What discussions do you want to have: what Michael’s OKRs should be, or what marketing problems need to be tackled? Do you start with your resources and then figure out what their OKRs should be? Or do you start with OKRs, and then figure out the resources that you need to achieve those OKRs. I suggest you do the latter.
Whilst going through this process, answer for each possible Objective why it is important and why it is urgent. This exercise will help you decide whether or not it should indeed be a priority for the upcoming quarter. The question ‘Why is it important?’ also encourages you to use actual data in your decisions.
Align with superiors before creating Key Results
When drafting OKRs, a significant amount of time will go into setting the right Key Results. You want to avoid putting in all this effort before having agreed with superiors that these are indeed the right Objectives for your team to focus on next quarter.
You often hear that (quarterly) OKRs should be set bottom-up. That statement certainly has its merit. As Steve Jobs famously said: “It doesn’t make sense to hire smart people and tell them what to do; you should hire smart people so they can tell you what to do.”
However, the fact that OKRs should come bottom-up shouldn’t be interpreted by teams as carte blanche to do whatever it wants. The company has a mission & vision and a strategy, and it’s up to the teams to deliver it. Aligning with superiors on the Objectives simply makes sure everyone is on the same page regarding how to implement and execute the strategy.
At the same time, executives (and especially the CEO) shouldn’t misuse the statement that bottom-up OKRs are preferred to completely disconnect themselves from the OKR program. They’ve set out the strategy and need to work closely with the teams to help them deliver it. If the team fails to deliver, it’s the executives who carry the end responsibility. In the end, the shareholders will replace the executive team—not the teams—if the organization fails to deliver.
When you have identified an important OKR for your team, you need someone to look after it. In other words: you need to make someone responsible.
As the team lead, you should not be responsible for all the OKRs of your team. You simply don’t have the time.
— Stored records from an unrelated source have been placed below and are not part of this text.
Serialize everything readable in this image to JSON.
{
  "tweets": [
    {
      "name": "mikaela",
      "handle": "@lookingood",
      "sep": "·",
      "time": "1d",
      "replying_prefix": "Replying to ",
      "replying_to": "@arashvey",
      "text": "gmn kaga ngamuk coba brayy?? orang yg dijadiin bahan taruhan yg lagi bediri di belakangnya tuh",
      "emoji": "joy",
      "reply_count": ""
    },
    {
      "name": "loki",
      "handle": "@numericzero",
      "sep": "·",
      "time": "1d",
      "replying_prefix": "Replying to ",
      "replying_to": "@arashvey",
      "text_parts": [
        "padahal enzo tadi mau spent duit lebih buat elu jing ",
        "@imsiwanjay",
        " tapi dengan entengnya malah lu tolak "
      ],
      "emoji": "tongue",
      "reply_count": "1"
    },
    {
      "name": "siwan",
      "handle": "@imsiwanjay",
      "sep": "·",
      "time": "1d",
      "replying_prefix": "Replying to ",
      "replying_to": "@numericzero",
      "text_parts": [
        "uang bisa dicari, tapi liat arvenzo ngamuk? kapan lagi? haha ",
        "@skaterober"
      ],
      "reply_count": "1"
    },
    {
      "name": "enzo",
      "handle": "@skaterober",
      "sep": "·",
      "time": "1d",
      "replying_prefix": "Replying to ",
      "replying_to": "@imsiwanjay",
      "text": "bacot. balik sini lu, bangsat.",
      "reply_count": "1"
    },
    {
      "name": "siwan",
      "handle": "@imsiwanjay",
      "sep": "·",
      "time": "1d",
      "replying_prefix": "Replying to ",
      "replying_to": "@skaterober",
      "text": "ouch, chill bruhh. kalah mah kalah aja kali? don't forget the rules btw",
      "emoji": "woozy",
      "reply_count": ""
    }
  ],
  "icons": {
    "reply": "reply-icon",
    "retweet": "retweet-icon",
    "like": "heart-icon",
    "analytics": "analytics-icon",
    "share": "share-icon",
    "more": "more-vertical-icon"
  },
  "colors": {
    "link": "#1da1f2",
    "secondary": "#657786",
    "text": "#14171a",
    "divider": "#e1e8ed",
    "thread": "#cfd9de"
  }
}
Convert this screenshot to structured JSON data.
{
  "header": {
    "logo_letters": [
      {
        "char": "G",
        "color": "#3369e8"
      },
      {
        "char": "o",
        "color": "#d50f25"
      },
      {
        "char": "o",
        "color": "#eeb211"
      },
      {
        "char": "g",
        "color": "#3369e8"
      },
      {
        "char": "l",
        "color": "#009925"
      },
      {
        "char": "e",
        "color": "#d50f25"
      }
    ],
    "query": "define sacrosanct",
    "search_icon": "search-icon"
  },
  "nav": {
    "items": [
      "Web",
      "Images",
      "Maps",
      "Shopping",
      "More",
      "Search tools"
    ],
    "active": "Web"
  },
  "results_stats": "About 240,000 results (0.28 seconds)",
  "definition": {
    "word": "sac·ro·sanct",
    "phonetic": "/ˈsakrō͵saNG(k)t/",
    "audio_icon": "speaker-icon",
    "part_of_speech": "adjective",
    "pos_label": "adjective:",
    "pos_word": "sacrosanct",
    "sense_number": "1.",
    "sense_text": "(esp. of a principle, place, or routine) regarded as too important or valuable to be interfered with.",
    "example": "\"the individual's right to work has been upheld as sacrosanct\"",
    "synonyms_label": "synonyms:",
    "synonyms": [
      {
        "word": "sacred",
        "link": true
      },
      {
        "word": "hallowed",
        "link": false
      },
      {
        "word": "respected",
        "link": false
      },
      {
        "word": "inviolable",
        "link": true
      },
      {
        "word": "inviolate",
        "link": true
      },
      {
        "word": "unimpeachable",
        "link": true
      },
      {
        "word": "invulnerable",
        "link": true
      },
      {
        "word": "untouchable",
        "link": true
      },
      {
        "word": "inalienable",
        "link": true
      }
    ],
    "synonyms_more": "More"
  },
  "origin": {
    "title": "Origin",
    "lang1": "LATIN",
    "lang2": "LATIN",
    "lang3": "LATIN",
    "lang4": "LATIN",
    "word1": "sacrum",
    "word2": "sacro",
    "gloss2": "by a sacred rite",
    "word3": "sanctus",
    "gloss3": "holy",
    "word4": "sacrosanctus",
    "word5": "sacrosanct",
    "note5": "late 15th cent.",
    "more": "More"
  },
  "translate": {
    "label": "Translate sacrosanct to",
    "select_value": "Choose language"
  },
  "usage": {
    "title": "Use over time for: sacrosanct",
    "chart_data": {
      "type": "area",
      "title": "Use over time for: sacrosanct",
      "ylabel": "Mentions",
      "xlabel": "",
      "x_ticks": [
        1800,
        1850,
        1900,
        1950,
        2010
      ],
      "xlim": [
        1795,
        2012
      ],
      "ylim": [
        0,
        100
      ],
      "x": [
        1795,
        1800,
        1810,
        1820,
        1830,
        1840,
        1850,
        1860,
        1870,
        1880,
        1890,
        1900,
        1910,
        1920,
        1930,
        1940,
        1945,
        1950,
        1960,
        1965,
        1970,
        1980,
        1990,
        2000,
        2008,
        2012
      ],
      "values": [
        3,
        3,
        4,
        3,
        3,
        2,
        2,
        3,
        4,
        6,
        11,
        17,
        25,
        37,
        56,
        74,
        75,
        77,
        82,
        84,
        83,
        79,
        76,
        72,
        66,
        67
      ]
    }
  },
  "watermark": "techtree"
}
Instead, you should delegate responsibility and act as a coach (ie, help your team members / direct reports achieve their goals).
In the Perdoo software, we call the person who is responsible for a goal, the lead. Only one person can lead a goal (the adage goes: “if multiple people are responsible, no one is”). The lead is like a project lead. He or she is responsible for identifying the right Initiatives to work on, making sure the Initiatives are completed on time, monitoring progress of the Key Results, and so on. He or she is also the main point of contact for the particular OKR.
Emphasize the importance of contributors
Even though there can only be one lead for an OKR, that doesn’t mean that the lead is the only person working on it. In most cases, the lead will need the help of several others to complete Initiatives that will (hopefully) drive progress for the OKR. The people that work on those Initiatives are the contributors.
I often see team leads want every team member to lead his or her own OKRs. This doesn’t promote collaboration and is often just a way to micromanage or track an employee (no wonder some people hate OKRs). Instead of making sure that every team member leads his or her own OKRs, make sure that every team member is contributing to an OKR.
Contributors are your most important asset. These are the people that actually put in all the work to achieve an OKR. What’s more important? That everyone leads an OKR, or that the OKR that you’ve identified will actually be achieved?